Sen. McCain on John Stewart….what the?!?

Sen John McCain
Got home and turned on the TiVo to watch the Daily Show tonight and watched Sen. McCain chatting with John Stewart. All I can say is, “OMG!” What the? It was a strange and surreal mano-y-(somewhat) mano between Stewart and Senator McCain. I have not known many Naval officers in my life, but the verbal engagement style was strangely familiar. Haven’t I seen this performance before? Almost down to the hand motions and the vocal intonations.

Not sure Sen. McCain should have been on the show – Stewart was operating at a high, and the Senator seemed to defensive and aggressive – all at the same time. It was an interesting dance I saw – a person who wants to be seen as against the efforts that brought us to this point in Iraq (criticising the “architect of the war”), but believes (IMHO) that staying the course is the best, most correct course of action. From his point-of-view (and many other Repubs), it seems as though staying the course without a plan (aside from letting the General do his job) is the correct course of action.

Open to the discussion, but not pleased with how we got here

While I have never been a proponent of the war (I used to argue with my Sephardic family members against the run up to the invasion), I can understand the logic presented. If General Abizaid is going to accomplish the effort of nation building (which former Governor George W. Bush claimed we would never do in the Presidential debates of 2000), then having the Sword of Damocles (read: pending timetables) will not help accomplish the task of bringing peace to the region. McCain’s claim is that we have brought this on ourselves (the poorly architected plan for the invasion), but it is our obligation to clean up the mess we have brought (“In for a penny, in for a pound”) to the region and the world.

This is what I fear – we have spent $420B in the running of this war as of the time of this writing (thank you National Priorities Project), the money that could have easily been spent on so many other things – including money spent to effect change in the region through economic support and largess. I do not want to think about how much this could have impacted our lives here in the US, let alone to the planet. The challenge is when you look at this expenditure, there is a feeling of “was it for naught?” Do we treat it as a sunk cost and get out, or do we stick it out – get behind the idea of staying for the long haul and push forward for a resolution where we mediate and maintain the civility while the opposing parties work it out?

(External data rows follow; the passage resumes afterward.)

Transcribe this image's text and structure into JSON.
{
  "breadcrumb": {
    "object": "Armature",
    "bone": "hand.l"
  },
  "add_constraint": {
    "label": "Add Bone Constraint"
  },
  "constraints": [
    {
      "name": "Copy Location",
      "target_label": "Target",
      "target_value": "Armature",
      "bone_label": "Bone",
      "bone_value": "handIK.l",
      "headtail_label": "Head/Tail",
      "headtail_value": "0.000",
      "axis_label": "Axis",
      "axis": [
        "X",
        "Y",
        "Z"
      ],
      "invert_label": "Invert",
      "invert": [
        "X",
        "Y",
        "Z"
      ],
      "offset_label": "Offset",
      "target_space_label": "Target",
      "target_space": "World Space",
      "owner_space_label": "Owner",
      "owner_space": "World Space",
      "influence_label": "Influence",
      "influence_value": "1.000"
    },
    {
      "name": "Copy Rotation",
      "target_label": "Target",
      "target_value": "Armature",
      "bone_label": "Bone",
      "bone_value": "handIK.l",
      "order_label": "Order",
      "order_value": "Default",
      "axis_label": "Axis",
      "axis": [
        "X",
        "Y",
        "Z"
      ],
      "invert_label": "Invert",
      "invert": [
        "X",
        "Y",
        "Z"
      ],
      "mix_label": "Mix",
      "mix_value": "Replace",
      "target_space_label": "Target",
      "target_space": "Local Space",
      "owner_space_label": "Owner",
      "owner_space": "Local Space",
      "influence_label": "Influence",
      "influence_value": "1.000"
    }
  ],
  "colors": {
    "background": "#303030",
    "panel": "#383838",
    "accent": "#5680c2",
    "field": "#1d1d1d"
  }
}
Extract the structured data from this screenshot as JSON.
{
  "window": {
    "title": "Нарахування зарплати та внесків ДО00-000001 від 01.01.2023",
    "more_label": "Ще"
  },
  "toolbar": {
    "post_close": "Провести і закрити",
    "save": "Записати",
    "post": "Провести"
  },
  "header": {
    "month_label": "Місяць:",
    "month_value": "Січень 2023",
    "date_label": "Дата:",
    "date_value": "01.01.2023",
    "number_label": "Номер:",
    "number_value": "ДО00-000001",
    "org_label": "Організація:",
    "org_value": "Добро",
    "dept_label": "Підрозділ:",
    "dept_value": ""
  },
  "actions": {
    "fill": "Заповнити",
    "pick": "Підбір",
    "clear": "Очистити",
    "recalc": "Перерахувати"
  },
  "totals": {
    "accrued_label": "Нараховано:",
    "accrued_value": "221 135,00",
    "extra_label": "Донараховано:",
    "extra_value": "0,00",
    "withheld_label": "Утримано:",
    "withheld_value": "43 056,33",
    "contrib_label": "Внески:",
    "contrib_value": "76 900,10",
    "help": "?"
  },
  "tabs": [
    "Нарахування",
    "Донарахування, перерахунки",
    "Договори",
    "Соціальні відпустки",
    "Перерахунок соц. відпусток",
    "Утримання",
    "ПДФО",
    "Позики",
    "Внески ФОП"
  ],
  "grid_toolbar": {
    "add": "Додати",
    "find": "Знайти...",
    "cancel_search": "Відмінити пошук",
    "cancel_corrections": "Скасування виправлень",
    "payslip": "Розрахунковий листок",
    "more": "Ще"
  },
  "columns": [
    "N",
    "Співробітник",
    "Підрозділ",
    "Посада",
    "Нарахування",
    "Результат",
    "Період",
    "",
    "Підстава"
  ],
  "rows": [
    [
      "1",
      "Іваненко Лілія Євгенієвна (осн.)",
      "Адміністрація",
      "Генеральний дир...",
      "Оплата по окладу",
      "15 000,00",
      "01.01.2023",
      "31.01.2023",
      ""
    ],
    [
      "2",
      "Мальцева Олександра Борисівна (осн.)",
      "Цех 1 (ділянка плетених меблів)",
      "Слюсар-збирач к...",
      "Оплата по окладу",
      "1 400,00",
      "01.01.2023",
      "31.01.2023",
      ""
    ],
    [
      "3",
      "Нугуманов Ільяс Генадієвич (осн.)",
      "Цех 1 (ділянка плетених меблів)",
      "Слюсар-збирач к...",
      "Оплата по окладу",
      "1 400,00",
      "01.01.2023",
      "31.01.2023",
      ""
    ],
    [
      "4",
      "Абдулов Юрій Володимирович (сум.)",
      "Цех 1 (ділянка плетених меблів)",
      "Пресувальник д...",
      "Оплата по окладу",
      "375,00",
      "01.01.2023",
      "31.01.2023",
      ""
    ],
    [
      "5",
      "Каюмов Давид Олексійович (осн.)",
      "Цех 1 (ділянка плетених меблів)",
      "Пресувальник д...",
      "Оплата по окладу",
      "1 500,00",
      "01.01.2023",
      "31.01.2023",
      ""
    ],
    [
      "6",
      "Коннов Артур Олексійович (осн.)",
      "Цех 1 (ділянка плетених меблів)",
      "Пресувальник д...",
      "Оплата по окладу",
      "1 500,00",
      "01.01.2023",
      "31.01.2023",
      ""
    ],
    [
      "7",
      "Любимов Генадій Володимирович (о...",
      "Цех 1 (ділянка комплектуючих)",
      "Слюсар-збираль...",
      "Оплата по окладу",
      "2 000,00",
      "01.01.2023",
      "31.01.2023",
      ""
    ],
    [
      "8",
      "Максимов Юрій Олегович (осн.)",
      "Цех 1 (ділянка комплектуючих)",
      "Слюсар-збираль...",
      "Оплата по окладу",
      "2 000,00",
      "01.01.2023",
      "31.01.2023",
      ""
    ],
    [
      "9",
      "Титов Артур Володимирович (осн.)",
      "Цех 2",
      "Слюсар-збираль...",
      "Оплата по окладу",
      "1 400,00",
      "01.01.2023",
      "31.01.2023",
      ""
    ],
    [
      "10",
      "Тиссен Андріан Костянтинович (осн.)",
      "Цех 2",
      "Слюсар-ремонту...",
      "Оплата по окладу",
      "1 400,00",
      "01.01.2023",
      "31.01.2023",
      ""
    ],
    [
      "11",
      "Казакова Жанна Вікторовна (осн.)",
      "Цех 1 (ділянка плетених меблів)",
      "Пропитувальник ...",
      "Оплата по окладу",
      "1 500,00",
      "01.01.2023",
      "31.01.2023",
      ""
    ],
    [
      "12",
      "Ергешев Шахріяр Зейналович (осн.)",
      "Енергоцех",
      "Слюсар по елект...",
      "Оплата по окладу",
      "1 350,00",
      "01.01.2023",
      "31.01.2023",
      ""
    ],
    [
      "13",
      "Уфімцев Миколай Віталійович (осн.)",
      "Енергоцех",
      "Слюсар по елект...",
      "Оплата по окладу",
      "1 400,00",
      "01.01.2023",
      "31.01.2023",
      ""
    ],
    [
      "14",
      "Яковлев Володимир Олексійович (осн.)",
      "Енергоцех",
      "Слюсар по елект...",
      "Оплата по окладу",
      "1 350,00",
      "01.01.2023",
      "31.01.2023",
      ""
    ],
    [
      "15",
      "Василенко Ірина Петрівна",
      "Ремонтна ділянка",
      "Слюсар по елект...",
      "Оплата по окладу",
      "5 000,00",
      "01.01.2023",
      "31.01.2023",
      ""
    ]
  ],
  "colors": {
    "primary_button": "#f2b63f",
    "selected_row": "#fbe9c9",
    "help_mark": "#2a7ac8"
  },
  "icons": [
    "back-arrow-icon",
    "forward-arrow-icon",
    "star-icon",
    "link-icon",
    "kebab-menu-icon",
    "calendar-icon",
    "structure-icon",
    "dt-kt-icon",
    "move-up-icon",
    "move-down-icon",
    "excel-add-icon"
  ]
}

The consequences of leaving will be expensive, cumbersome and potentially damaging – after our many mistakes in the region. Staying in the mire that is this “war” feels like being a battered wife in a bad marriage. But leaving, just when the efforts might be providing some return, almost feels like we are getting out just on the brink of bringing the issue to a successful closure. And with the press stoking the flames on whomever is watching (and how the political wind is blowing at whatever time), the facts are not clear – and we seek competent leadership. Can someone show us that they are a true leader and accomplish the task with the confidence and authenticity that we as Americans crave?

Sen. McCain – you did not make the case in a compelling fashion – and left me somewhat concerned. While I got the gist of your statements, I was less that impressed by the delivery. Truth is better served without aggression and bluster.

Update April 26th: thanks to Michael Weiss on for the link to the site (and thanks for the correction!). And appreciate that he captured the conflict that resided in the show and my thoughts on the issue.

Tags: , , , ,

This entry was posted in Campaign 2008 and tagged , , . Bookmark the permalink.